Accessing information on your investments is also a consideration. "Most people today expect 24-7 access," she added. "You want to be able to interact with your money in a way that makes you comfortable."
Time wasted, money lost
Still tempted to cash out because your savings barely rivals Bill Gates' yearly barber costs? Don't. Unless you're 10 minutes from retiring, that amount won't seem so small after 15 or 30 years of compounding.
Yakoboski said people often "fritter away a whole lot of their potential nest egg," especially when they're young.
EBRI statistics show that workers between the ages of 20 and 39 cash out their retirement plans more than any other age group.
Remember, too, that taking a new job usually means you must wait up to a year or more to contribute to your new employer's savings plan. You can't make up for the lag in matching contributions, but you can continue saving on your own. Experts suggest you put money into an IRA or some other tax-deferred account in the meanwhile.
And if you took loans out on your 401(k) at your old job, be sure to pay them back before going to your new position, said Gary Schatsky, president of the National Association of Personal Financial Advisors. Otherwise, the loan will be treated as a distribution and therefore subject to income tax and early withdrawal penalties.
Keep your vested interests at heart
No matter how antsy you are to quit, don't take a new position unless you know just how vested you are at your current company.
If you were fully vested from Day One -- meaning benefits like a 401(k) employer match are yours to keep from the start -- then you lose nothing by accepting another job, presuming it provides benefits of equal or greater value than the one you have now.
But if your company adheres to a six-year plan, for instance, in which you vest gradually until you reach 100 percent by your sixth anniversary, then what you stand to lose is determined by your tenure.

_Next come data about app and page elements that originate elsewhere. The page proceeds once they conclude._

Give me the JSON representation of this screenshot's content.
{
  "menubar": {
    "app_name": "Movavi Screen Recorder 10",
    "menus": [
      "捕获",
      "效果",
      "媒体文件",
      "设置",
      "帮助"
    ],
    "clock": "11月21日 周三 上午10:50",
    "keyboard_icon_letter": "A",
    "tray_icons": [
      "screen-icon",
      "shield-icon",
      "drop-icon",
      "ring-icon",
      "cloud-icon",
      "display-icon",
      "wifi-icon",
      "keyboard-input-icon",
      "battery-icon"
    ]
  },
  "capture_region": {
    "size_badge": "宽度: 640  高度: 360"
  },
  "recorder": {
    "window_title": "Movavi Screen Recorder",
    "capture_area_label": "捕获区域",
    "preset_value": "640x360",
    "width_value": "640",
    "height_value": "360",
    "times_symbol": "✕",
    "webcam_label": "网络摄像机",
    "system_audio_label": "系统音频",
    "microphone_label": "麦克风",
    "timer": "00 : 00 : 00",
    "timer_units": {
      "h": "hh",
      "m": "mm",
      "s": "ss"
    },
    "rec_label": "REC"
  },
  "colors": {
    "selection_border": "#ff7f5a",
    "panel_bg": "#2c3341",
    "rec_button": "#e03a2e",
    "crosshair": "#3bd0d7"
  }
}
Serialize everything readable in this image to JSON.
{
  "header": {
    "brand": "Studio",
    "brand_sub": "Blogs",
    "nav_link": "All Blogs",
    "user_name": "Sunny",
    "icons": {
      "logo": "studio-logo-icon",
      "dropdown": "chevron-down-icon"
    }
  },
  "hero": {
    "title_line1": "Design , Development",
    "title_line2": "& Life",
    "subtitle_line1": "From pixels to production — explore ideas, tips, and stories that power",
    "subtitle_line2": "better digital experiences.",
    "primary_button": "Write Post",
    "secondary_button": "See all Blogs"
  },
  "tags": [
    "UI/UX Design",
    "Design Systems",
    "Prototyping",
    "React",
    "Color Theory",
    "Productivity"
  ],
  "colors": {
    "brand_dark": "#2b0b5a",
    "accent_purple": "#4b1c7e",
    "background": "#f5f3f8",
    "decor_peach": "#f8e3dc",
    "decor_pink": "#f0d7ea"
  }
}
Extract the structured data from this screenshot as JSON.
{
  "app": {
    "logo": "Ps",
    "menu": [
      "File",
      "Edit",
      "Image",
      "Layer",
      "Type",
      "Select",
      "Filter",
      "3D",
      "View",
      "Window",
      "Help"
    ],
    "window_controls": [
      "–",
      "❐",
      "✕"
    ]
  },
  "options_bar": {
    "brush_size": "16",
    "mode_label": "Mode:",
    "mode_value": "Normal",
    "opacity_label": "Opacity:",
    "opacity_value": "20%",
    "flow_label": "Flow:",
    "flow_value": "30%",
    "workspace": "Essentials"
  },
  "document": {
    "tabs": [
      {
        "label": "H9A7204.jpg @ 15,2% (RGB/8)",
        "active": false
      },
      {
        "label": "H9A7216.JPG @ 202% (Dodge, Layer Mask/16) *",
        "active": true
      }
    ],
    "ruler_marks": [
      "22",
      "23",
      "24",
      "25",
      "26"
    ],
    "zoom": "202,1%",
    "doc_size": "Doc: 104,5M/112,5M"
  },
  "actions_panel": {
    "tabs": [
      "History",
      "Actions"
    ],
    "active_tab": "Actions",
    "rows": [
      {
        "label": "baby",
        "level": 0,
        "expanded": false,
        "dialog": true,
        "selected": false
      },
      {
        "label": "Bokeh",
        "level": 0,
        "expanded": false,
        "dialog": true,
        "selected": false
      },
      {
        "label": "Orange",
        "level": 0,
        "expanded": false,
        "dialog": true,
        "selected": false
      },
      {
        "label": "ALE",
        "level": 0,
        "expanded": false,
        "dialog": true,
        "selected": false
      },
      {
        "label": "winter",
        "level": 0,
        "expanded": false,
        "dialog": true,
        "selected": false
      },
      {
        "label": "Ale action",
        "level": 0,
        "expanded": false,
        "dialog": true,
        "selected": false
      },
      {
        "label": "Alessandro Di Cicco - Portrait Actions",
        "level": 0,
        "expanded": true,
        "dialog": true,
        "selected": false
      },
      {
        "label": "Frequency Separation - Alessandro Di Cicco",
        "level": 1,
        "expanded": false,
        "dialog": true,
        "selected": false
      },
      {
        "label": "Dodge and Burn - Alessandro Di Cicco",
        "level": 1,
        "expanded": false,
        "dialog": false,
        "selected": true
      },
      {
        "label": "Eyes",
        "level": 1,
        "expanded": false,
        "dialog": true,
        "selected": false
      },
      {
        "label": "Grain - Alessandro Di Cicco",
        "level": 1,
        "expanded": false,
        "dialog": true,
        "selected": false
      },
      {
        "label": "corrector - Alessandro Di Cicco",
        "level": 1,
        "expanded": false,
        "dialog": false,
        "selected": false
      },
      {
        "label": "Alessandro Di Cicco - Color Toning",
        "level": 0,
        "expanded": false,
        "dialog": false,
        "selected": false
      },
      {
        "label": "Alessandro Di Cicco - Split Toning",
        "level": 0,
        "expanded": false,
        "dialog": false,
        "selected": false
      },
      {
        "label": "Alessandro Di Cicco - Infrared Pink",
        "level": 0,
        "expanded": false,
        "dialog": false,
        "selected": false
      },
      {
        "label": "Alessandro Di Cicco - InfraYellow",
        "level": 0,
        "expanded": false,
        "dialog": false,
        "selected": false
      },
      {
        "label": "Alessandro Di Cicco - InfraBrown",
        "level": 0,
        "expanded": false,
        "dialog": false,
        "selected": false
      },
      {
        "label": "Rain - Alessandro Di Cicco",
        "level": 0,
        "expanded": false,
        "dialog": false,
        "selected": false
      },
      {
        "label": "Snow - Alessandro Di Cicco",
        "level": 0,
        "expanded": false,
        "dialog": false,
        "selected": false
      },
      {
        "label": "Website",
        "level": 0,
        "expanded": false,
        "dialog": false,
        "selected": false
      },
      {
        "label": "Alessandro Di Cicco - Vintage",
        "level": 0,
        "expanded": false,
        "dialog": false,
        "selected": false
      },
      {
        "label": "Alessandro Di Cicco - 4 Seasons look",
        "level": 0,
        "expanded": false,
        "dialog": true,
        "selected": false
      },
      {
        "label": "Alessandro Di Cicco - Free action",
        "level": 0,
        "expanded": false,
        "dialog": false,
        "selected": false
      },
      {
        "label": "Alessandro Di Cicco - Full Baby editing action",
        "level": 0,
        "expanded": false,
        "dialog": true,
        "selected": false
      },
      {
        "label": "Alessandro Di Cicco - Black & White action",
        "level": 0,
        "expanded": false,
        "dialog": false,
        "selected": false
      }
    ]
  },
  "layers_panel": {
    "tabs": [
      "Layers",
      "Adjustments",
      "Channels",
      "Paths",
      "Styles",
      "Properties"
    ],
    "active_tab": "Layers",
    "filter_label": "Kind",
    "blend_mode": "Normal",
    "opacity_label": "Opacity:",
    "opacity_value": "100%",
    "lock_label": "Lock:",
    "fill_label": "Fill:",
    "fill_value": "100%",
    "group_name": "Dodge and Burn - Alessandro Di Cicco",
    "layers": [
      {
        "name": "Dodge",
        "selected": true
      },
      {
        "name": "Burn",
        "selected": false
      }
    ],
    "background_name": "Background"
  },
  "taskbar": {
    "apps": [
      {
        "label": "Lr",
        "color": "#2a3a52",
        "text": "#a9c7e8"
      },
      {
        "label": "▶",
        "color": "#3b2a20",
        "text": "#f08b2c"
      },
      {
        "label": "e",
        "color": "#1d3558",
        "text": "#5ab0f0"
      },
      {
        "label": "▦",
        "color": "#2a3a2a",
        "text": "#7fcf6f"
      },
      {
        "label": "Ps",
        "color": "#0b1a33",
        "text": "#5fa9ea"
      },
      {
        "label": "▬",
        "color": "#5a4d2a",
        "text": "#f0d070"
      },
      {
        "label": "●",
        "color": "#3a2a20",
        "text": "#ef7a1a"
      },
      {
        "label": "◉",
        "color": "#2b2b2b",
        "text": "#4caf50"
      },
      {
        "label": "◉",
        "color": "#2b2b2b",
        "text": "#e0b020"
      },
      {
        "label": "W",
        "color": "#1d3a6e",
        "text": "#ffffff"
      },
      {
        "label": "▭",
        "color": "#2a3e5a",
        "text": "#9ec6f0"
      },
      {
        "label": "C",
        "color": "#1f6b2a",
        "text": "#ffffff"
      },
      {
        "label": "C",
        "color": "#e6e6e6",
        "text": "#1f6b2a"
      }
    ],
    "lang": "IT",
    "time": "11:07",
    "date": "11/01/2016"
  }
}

Likewise, some firms take an all-or-nothing approach -- or what's known as a "cliff" plan. Employees become fully vested only after a certain number of years. So if you're on a 5-year cliff plan, think long and hard about leaving before your fifth anniversary, because it means potentially losing up to five years' worth of 401(k) matching contributions or pension benefits.
"If you have a choice, pick a different departure date," Schatsky said.
But if you're really miserable at work, staying another year or two might not be worth it. So your best bet is to bargain for a better package with your new employer.
"Factor that lost money from not fully vesting into the new package. But realize, 'I am going to lose some money here,'" Yakoboski said.
To know your options is to love them
Vesting is also the No. 1 issue when you have stock options. If you are relying on them to contribute to your long-term security and are close to vesting, it may pay to stay in your current job as long as it takes.
"Stock options can overshadow the value of a retirement plan in a heartbeat," Schatsky said. "I've had clients who made millions by waiting a few weeks."
If you are fully vested when you accept a new position, keep in mind that you may have to exercise your options within 30 to 90 days after leaving your job, depending on your company's policy, he added.
Job-hoppers take care
For most of us -- those without windfall stock options or $1-million-a-year salaries -- building a nest egg is a little like nourishing a child. For her to grow into a healthy adult, you need to feed her lots of nutritional foods regularly. She can't afford to skip meals for a week here and there.
Likewise, your retirement savings will be malnourished if you change jobs so frequently that you never vest, or you don't trade up significantly enough to justify the moves.
At the same time, you need to keep pace with the job market. And mobility is a reality of the work force, especially if you're young.
There is a growing level of comfort among younger workers in walking away from a job, said Bruce Tulgan, founder of Rainmaker Thinking, a research firm focused on the working lives of those under 40.
"Today, the most mobile part of the workforce is the most marketable," Tulgan said.
But that mobility comes with added responsibilities -- to yourself.
"What (it) means is workers have to make the right decisions," Yakoboski said.